**** Data extracts

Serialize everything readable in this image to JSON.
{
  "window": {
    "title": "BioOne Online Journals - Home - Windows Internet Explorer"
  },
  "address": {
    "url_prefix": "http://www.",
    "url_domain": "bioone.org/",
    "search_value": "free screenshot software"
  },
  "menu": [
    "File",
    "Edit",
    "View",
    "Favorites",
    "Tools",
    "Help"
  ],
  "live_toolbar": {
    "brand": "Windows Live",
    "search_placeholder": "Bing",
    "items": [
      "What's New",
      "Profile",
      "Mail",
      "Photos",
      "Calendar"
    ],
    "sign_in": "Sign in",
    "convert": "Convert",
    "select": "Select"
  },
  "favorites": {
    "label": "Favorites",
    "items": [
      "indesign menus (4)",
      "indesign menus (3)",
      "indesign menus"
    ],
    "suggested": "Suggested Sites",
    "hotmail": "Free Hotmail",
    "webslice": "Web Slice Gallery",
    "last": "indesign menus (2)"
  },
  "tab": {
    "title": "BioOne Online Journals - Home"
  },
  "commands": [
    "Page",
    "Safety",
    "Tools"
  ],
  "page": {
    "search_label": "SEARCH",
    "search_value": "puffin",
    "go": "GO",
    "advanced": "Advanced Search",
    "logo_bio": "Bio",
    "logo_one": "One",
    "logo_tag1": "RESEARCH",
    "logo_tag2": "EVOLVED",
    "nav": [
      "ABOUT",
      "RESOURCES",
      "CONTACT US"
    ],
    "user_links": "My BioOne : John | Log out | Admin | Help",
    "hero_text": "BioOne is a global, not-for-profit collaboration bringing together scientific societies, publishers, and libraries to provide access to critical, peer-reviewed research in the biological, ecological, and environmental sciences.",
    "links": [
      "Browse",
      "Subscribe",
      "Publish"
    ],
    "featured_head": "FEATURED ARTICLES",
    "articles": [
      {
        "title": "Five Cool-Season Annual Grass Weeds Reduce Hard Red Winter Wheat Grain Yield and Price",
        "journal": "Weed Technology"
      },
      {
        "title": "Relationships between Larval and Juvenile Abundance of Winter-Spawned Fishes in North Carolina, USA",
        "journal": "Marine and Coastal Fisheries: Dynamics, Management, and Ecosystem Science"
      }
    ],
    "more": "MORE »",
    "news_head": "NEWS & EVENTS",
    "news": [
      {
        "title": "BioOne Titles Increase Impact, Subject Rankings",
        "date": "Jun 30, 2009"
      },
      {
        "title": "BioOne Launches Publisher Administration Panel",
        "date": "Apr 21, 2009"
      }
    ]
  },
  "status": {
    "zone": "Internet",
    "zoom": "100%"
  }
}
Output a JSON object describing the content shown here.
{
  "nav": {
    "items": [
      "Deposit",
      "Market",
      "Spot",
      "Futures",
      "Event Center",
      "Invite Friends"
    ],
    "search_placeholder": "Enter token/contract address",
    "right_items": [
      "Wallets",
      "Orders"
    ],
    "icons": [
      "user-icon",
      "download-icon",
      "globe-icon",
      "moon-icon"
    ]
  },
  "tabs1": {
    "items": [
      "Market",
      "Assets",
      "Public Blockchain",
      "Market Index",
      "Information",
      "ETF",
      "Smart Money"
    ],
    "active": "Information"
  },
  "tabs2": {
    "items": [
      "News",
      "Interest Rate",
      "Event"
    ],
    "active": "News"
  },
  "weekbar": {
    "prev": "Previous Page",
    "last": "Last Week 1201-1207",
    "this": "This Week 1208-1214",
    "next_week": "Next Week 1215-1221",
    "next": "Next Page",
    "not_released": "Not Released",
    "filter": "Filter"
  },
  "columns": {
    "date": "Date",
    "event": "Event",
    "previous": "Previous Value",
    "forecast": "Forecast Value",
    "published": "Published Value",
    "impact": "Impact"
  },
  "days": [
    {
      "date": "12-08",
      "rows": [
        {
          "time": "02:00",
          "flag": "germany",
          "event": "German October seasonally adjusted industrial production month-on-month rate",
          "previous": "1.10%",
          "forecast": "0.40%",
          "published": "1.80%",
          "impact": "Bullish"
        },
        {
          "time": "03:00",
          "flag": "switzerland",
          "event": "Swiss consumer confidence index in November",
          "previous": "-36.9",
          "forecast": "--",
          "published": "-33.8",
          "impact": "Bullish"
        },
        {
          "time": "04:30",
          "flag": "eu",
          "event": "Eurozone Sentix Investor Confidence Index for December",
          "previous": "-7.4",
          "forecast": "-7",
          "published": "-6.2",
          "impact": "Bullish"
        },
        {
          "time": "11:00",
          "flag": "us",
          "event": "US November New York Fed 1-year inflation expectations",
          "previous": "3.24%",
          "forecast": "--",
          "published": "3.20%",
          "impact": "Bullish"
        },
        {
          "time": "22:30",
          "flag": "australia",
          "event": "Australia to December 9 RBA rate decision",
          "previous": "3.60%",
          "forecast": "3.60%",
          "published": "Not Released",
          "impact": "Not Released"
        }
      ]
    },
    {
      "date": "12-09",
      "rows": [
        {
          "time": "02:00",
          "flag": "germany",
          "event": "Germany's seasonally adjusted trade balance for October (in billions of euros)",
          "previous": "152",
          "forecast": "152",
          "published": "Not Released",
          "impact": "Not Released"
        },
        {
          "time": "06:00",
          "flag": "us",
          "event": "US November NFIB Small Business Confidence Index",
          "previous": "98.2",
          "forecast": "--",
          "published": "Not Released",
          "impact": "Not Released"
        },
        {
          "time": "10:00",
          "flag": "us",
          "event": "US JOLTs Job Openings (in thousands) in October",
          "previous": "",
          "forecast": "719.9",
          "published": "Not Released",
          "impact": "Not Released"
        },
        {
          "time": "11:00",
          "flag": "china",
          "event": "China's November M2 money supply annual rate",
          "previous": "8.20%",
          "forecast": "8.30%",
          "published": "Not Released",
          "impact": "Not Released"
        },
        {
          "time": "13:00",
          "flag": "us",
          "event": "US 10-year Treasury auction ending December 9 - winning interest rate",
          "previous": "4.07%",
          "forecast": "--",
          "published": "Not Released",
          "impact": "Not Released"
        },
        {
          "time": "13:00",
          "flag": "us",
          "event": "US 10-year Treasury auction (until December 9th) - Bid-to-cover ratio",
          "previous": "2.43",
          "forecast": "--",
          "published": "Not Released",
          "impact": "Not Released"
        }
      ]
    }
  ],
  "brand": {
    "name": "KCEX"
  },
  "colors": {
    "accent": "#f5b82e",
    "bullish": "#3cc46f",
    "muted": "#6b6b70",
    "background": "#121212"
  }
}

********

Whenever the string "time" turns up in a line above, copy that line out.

          "time": "02:00",
          "time": "03:00",
          "time": "04:30",
          "time": "11:00",
          "time": "22:30",
          "time": "02:00",
          "time": "06:00",
          "time": "10:00",
          "time": "11:00",
          "time": "13:00",
          "time": "13:00",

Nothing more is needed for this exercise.